■ Required work:
When you repeat the entries below, keep each word exactly as it is and drop the pictures.
◇ ◇ ◇ ◇ ◇ ◇ ◇
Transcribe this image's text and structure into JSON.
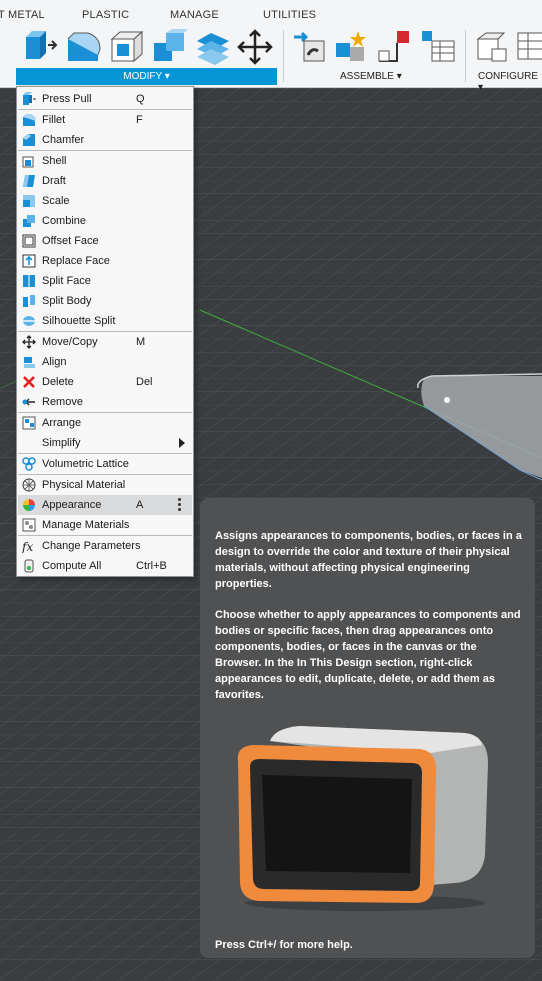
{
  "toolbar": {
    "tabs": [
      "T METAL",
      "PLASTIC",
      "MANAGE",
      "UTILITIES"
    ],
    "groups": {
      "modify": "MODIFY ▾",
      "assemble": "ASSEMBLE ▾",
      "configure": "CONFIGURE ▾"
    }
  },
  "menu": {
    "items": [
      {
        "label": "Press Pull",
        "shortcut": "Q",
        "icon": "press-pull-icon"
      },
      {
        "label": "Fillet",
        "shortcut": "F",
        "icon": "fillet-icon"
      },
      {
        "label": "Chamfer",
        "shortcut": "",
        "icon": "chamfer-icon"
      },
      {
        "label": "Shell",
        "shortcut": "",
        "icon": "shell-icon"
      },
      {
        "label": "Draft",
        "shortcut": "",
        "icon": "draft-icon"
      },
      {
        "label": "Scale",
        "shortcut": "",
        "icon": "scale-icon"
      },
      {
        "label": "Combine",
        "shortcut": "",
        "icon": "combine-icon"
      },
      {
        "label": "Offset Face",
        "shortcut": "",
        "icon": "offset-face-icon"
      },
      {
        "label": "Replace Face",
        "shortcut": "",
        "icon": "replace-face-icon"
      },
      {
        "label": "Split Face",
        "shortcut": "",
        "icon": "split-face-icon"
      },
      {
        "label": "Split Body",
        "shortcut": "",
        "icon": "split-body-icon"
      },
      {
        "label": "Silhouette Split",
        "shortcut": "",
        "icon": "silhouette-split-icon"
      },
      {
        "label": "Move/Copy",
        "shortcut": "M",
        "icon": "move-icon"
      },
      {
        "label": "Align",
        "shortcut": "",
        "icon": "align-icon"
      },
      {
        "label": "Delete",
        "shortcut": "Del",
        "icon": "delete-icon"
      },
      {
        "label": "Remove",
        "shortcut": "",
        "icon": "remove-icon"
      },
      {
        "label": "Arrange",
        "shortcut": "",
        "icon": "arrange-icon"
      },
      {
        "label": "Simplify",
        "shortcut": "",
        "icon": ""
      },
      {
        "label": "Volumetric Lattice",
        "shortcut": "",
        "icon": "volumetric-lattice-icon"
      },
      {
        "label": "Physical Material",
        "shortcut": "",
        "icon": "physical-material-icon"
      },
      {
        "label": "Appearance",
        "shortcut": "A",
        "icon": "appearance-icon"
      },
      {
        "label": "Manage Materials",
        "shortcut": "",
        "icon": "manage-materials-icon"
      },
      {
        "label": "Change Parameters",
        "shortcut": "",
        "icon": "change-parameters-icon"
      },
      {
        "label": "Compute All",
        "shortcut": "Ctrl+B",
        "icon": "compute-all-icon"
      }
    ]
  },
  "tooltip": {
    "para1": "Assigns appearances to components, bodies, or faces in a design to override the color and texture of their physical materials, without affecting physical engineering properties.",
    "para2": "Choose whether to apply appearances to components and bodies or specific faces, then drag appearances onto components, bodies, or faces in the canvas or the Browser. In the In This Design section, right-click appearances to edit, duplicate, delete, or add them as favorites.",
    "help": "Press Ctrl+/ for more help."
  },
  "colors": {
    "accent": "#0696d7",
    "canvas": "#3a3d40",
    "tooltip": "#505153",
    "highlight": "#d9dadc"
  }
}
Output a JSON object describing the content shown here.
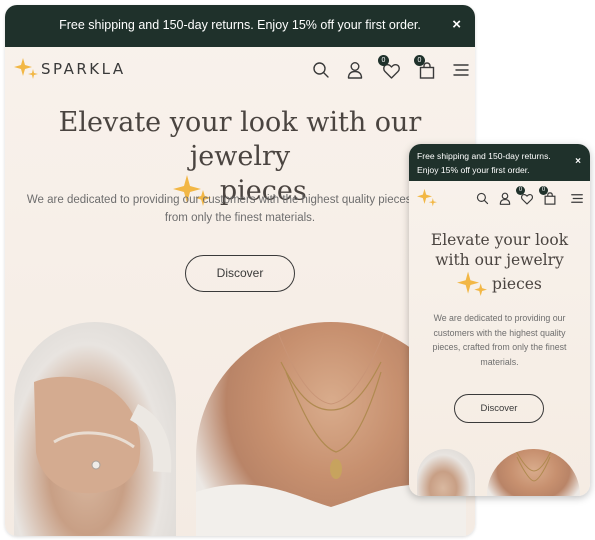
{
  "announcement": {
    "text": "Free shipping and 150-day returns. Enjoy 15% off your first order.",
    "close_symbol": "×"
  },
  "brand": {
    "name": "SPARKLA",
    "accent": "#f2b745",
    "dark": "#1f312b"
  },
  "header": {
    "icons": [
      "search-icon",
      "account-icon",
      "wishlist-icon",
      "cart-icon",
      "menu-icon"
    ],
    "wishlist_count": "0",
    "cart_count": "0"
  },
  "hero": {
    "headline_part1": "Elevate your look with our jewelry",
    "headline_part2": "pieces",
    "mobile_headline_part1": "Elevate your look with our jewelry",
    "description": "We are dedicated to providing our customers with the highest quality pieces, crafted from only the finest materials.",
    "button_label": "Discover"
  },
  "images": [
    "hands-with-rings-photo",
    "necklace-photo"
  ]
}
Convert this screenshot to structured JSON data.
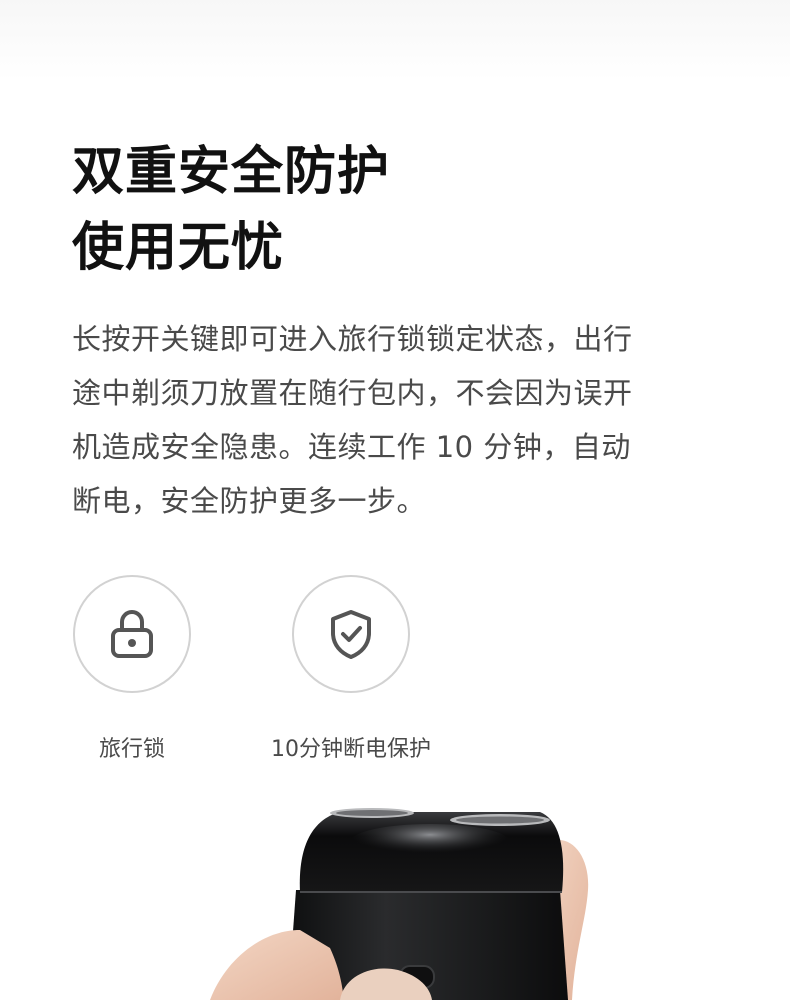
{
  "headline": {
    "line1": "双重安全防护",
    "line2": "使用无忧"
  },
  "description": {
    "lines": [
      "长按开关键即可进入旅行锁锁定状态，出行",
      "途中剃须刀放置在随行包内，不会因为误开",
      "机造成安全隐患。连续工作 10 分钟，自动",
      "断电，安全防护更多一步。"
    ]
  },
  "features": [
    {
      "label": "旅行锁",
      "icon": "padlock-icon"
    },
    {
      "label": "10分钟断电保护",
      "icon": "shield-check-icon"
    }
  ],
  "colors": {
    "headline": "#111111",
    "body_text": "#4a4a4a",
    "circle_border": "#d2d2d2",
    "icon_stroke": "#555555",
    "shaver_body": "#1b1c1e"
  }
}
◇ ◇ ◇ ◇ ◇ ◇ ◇
■ Solution to the exercise:
Transcribe this image's text and structure into JSON.
{
  "toolbar": {
    "tabs": [
      "T METAL",
      "PLASTIC",
      "MANAGE",
      "UTILITIES"
    ],
    "groups": {
      "modify": "MODIFY ▾",
      "assemble": "ASSEMBLE ▾",
      "configure": "CONFIGURE ▾"
    }
  },
  "menu": {
    "items": [
      {
        "label": "Press Pull",
        "shortcut": "Q",
        "icon": "press-pull-icon"
      },
      {
        "label": "Fillet",
        "shortcut": "F",
        "icon": "fillet-icon"
      },
      {
        "label": "Chamfer",
        "shortcut": "",
        "icon": "chamfer-icon"
      },
      {
        "label": "Shell",
        "shortcut": "",
        "icon": "shell-icon"
      },
      {
        "label": "Draft",
        "shortcut": "",
        "icon": "draft-icon"
      },
      {
        "label": "Scale",
        "shortcut": "",
        "icon": "scale-icon"
      },
      {
        "label": "Combine",
        "shortcut": "",
        "icon": "combine-icon"
      },
      {
        "label": "Offset Face",
        "shortcut": "",
        "icon": "offset-face-icon"
      },
      {
        "label": "Replace Face",
        "shortcut": "",
        "icon": "replace-face-icon"
      },
      {
        "label": "Split Face",
        "shortcut": "",
        "icon": "split-face-icon"
      },
      {
        "label": "Split Body",
        "shortcut": "",
        "icon": "split-body-icon"
      },
      {
        "label": "Silhouette Split",
        "shortcut": "",
        "icon": "silhouette-split-icon"
      },
      {
        "label": "Move/Copy",
        "shortcut": "M",
        "icon": "move-icon"
      },
      {
        "label": "Align",
        "shortcut": "",
        "icon": "align-icon"
      },
      {
        "label": "Delete",
        "shortcut": "Del",
        "icon": "delete-icon"
      },
      {
        "label": "Remove",
        "shortcut": "",
        "icon": "remove-icon"
      },
      {
        "label": "Arrange",
        "shortcut": "",
        "icon": "arrange-icon"
      },
      {
        "label": "Simplify",
        "shortcut": "",
        "icon": ""
      },
      {
        "label": "Volumetric Lattice",
        "shortcut": "",
        "icon": "volumetric-lattice-icon"
      },
      {
        "label": "Physical Material",
        "shortcut": "",
        "icon": "physical-material-icon"
      },
      {
        "label": "Appearance",
        "shortcut": "A",
        "icon": "appearance-icon"
      },
      {
        "label": "Manage Materials",
        "shortcut": "",
        "icon": "manage-materials-icon"
      },
      {
        "label": "Change Parameters",
        "shortcut": "",
        "icon": "change-parameters-icon"
      },
      {
        "label": "Compute All",
        "shortcut": "Ctrl+B",
        "icon": "compute-all-icon"
      }
    ]
  },
  "tooltip": {
    "para1": "Assigns appearances to components, bodies, or faces in a design to override the color and texture of their physical materials, without affecting physical engineering properties.",
    "para2": "Choose whether to apply appearances to components and bodies or specific faces, then drag appearances onto components, bodies, or faces in the canvas or the Browser. In the In This Design section, right-click appearances to edit, duplicate, delete, or add them as favorites.",
    "help": "Press Ctrl+/ for more help."
  },
  "colors": {
    "accent": "#0696d7",
    "canvas": "#3a3d40",
    "tooltip": "#505153",
    "highlight": "#d9dadc"
  }
}
Output a JSON object describing the content shown here.
{
  "announcement": {
    "text": "Free shipping and 150-day returns. Enjoy 15% off your first order.",
    "close_symbol": "×"
  },
  "brand": {
    "name": "SPARKLA",
    "accent": "#f2b745",
    "dark": "#1f312b"
  },
  "header": {
    "icons": [
      "search-icon",
      "account-icon",
      "wishlist-icon",
      "cart-icon",
      "menu-icon"
    ],
    "wishlist_count": "0",
    "cart_count": "0"
  },
  "hero": {
    "headline_part1": "Elevate your look with our jewelry",
    "headline_part2": "pieces",
    "mobile_headline_part1": "Elevate your look with our jewelry",
    "description": "We are dedicated to providing our customers with the highest quality pieces, crafted from only the finest materials.",
    "button_label": "Discover"
  },
  "images": [
    "hands-with-rings-photo",
    "necklace-photo"
  ]
}
Convert this screenshot to structured JSON data.
{
  "headline": {
    "line1": "双重安全防护",
    "line2": "使用无忧"
  },
  "description": {
    "lines": [
      "长按开关键即可进入旅行锁锁定状态，出行",
      "途中剃须刀放置在随行包内，不会因为误开",
      "机造成安全隐患。连续工作 10 分钟，自动",
      "断电，安全防护更多一步。"
    ]
  },
  "features": [
    {
      "label": "旅行锁",
      "icon": "padlock-icon"
    },
    {
      "label": "10分钟断电保护",
      "icon": "shield-check-icon"
    }
  ],
  "colors": {
    "headline": "#111111",
    "body_text": "#4a4a4a",
    "circle_border": "#d2d2d2",
    "icon_stroke": "#555555",
    "shaver_body": "#1b1c1e"
  }
}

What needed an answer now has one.